A very important methodology in defining the responsibilities of such components is domain-driven design (domain driver design), because the decomposition into microservices is usually carried out by subdomain boundaries.

Integration, on the other hand, allows users to tailor a solution that fully matches their business model by simply selecting components from the offer.

So what makes a good software architecture?

There are many criteria for good software, but for me one stands out before the others:

For me, good software is one that we can endlessly refactor and extend to keep it current.

An example from the past is the UNIX operating system created during the golden age of AT&T Corporation.

What is his secret?

Simple design.

Solving a complex problem with a simple design is a recipe for longevity. We face such challenges every day and when faced with a problem we often react as optimists or pessimists.

I almost read something good that has been shaping me for a long time:

We are all trained "solvers", that is, people who look for solutions to difficult problems, and the good thing is that every problem has a solution.

A word about process and methodologies

Software development is a team.

A team is not a collection of individuals with predetermined roles. It is a living organism that functions as a whole.

Whether it's a scrum team that can be fed with two pizzas and enjoys shared ownership of the component (service) it develops, or a broader product-wide team, or an even broader organization-wide team, it must possess a spirit that motivates and makes people enjoy working with each other.

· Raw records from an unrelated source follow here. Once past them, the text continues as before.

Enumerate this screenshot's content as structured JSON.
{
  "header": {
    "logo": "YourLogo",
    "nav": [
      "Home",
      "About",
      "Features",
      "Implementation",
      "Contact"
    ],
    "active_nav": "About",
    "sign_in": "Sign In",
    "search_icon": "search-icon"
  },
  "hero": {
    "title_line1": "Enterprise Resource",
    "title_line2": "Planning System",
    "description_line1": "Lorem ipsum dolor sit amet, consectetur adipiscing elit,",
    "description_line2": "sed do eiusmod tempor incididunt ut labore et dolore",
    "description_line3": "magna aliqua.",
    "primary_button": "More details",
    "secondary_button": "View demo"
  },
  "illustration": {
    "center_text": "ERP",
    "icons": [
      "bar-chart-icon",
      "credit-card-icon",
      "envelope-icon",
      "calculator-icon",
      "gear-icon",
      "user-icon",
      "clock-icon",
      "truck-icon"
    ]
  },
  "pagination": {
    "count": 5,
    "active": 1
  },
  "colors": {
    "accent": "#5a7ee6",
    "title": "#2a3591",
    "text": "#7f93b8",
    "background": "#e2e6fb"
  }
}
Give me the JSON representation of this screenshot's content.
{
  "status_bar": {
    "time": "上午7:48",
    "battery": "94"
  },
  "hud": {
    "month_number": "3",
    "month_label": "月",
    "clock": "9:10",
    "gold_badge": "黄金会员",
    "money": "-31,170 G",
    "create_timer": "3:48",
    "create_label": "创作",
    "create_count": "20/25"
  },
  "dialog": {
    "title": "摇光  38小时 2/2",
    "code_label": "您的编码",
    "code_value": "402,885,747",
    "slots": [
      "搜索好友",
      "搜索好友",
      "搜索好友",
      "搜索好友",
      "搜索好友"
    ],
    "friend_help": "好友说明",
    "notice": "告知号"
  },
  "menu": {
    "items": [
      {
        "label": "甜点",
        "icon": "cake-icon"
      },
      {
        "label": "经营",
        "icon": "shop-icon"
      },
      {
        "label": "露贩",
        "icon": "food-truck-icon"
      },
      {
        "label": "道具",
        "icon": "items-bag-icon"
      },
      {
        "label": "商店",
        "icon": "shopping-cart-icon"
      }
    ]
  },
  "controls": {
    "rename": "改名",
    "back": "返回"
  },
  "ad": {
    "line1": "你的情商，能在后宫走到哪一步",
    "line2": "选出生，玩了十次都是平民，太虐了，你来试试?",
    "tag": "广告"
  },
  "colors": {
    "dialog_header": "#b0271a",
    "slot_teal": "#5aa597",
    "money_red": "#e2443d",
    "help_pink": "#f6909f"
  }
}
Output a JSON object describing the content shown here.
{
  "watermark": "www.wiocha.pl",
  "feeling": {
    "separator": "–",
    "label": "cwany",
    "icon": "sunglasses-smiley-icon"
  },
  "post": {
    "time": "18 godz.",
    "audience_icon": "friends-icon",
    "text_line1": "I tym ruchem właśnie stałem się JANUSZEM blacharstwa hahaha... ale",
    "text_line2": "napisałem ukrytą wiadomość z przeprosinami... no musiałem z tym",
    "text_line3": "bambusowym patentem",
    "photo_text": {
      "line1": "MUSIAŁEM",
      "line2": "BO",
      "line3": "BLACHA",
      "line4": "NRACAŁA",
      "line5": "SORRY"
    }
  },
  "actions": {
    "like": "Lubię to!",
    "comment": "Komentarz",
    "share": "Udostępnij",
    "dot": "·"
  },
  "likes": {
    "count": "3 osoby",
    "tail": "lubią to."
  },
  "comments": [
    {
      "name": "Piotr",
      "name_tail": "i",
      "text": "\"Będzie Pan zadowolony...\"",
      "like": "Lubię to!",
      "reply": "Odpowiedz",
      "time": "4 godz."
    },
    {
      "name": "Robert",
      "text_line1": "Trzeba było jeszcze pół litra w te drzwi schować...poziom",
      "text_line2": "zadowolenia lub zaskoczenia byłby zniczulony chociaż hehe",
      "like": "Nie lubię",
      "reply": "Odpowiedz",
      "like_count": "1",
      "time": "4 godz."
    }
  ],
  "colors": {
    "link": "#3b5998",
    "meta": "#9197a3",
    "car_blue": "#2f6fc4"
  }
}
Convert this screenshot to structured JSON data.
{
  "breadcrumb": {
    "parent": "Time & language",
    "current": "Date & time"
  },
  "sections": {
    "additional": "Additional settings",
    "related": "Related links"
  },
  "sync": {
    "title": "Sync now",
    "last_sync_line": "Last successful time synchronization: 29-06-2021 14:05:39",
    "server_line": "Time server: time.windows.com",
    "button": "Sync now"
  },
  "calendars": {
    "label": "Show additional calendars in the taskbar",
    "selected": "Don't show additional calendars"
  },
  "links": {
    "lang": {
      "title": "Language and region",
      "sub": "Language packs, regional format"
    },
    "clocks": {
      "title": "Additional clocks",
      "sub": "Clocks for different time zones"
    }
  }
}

We create agile, iterative processes thanks to which we can guarantee the success of the results. At the heart of agile development is an agile team that has all the members necessary to translate domain knowledge into implementation and confirm the quality of the solution. All stakeholders are present in the process, so feedback is always current. Today's view of system architecture and other design and modeling processes fits perfectly into the agile methodology.

The architect's place in that process is definitely in the team. Namely, the process in which the architects made decisions and left the implementation to others turned out to be wrong, both in terms of the quality of the solution itself and the feedback.

However, an architect differs from other developers in terms of his breadth of knowledge, and as the path to the position of architect usually leads through other positions in development, he has already acquired depth. It is a common mistake for an architect to create a framework while others are waiting, so he has to share the work with others and develop a proof of concept rather than the entire framework.

Let's also say that most design features, decisions, and principles can be validated in a well-designed CI/CD process, and that's why there are numerous tools.

Where will we be?

And the end? Well, there is no end.

There is only a new beginning.

We are at the dawn of new technologies. Among them, of course, is artificial intelligence and the promise that every device will have software. Our phones already have specialized AI chips that change the way people interact with them, or help us do some things (taking photos, for example) better.

And so, a new chapter was created, a different type of software development. In the fintech world, AI is leading to the creation of new roles where software agents replace human ones. There are great expectations from blockchain technology and smart contracts, which should simplify the process of executing financial transactions.

Instead of a typical conclusion, because as I said - there is no end, I would recommend one book to future and current architects:

  • Fundamentals of Software Architecture: An Engineering Approach 1st Edition, by Mark Richards (Author), Neal Ford (Author) (O'REILLY)

Text author:

Željko Tešić, Software Architect FIS Securities Finance Trading and Collateral Platform